So why do people gamble and so get themselves on the path to becoming an addict? Some start finding it harmless fun. It can add a dimension to watching a game or tournament if you have a financial interest in who wins (even if only small). Sweepstakes at work are a case in point; as are occasional bets on big sporting tournaments or events. However, even if you are lucky enough to win a large sum on a bet, or on something like the lottery, it is highly unlikely that this will repeat itself. Gambling is never likely to be a way of coming into the money or getting you out of a debt problem. Most people recognise this.

Others however do not seem to understand this in the same way. So what happens for this small minority that they cannot keep their gambling as a harmless fun activity, but instead allow it to get a grip on them to the point that it gets out of control and becomes a gambling addiction?

In some ways, a gambling addiction is similar to other addictions. Some people find gambling offers them a means of escape from their reality. It may be a means of escaping how they are feeling that day or in that moment, or a means of escaping their feelings more generally – feelings such as anxiety, stress or depression. They may be escaping feelings of low self worth, childhood issues, or even simply boredom. They may be looking for a buzz or want to feel the high that they get from gambling. To put it in a nutshell, people who develop a gambling addiction tend to do so for emotional rather than financial reasons.

So gambling offers a temporary means of escape. However the behaviours and after effects associated with gambling addiction are also similar to other addictions.

Gambling addiction is progressive

As the alcoholic whose first drink will lead to more and more, and the drug addict’s drug use will escalate (possibly with the drugs increasing in strength), so the gambler’s pattern of addiction will be progressive and worsen. The addictive gambler will either start using one form of gambling and move on to others, or use more and more of the same form.  The gambler will bet ever larger amounts and will be always chasing that ‘big win’. They will take on the typical addict traits of being secretive, anxious, moody, unreliable. While the family may be extremely worried about what is going on – even suspecting that gambling addiction is involved – the individual is likely to be self absorbed, low in mood and in confidence and lacking in self worth.

What does if feel like to have a gambling addiction?

Like the alcoholic and drug addict, the gambler will experience similar feelings including:

  • A strong urge to gamble, like the cravings and mental and physical craving of the alcoholic and drug addict
  • A rush when gambling and waiting to find out the outcome – like the rush felt by those who are ‘reunited’ with their alcohol or drugs
  • Frustration, anger and stress if kept from gambling (like the addict who is prevented from getting drugs or alcohol).
  • After gambling (and the usual loss), like the drug addict, the gambling addict will feel guilt and shame, anxiety, self anger and loathing, and a need to cover up what they have been up to.

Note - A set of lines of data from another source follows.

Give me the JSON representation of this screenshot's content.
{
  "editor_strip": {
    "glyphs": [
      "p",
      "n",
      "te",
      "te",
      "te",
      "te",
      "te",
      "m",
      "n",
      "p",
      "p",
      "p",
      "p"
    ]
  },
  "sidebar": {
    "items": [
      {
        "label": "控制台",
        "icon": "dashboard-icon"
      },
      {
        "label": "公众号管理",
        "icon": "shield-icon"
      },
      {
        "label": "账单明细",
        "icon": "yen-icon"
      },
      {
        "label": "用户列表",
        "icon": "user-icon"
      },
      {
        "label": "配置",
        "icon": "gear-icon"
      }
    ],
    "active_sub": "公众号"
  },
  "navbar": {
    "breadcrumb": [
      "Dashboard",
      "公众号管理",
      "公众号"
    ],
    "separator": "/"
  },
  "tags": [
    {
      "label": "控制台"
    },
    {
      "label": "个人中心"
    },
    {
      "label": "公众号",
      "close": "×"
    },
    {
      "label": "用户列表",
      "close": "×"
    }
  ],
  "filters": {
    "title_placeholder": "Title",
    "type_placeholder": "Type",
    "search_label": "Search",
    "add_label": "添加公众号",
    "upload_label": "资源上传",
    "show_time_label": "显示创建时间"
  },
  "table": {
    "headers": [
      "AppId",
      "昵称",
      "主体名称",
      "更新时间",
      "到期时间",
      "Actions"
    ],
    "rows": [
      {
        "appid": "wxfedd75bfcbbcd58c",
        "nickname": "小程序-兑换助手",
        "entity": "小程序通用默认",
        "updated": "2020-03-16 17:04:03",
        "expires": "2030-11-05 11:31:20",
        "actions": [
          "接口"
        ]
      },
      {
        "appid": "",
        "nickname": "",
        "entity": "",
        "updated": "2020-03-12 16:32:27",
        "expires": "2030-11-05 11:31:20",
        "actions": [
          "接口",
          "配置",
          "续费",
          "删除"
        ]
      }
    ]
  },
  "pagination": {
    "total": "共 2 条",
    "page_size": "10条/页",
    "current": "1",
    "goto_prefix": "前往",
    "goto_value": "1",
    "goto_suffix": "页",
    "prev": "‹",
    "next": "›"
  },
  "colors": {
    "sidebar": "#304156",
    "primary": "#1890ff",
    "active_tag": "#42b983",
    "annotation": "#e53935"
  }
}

As with other addictions, the gambling addict has to want to change in order to address their addiction. However, the desire to stop will not necessarily just come upon them. Sometimes it is the people who care about the gambler who have to bring them to this point, by making the consequences of their gambling sufficiently serious that they have little option but to stop.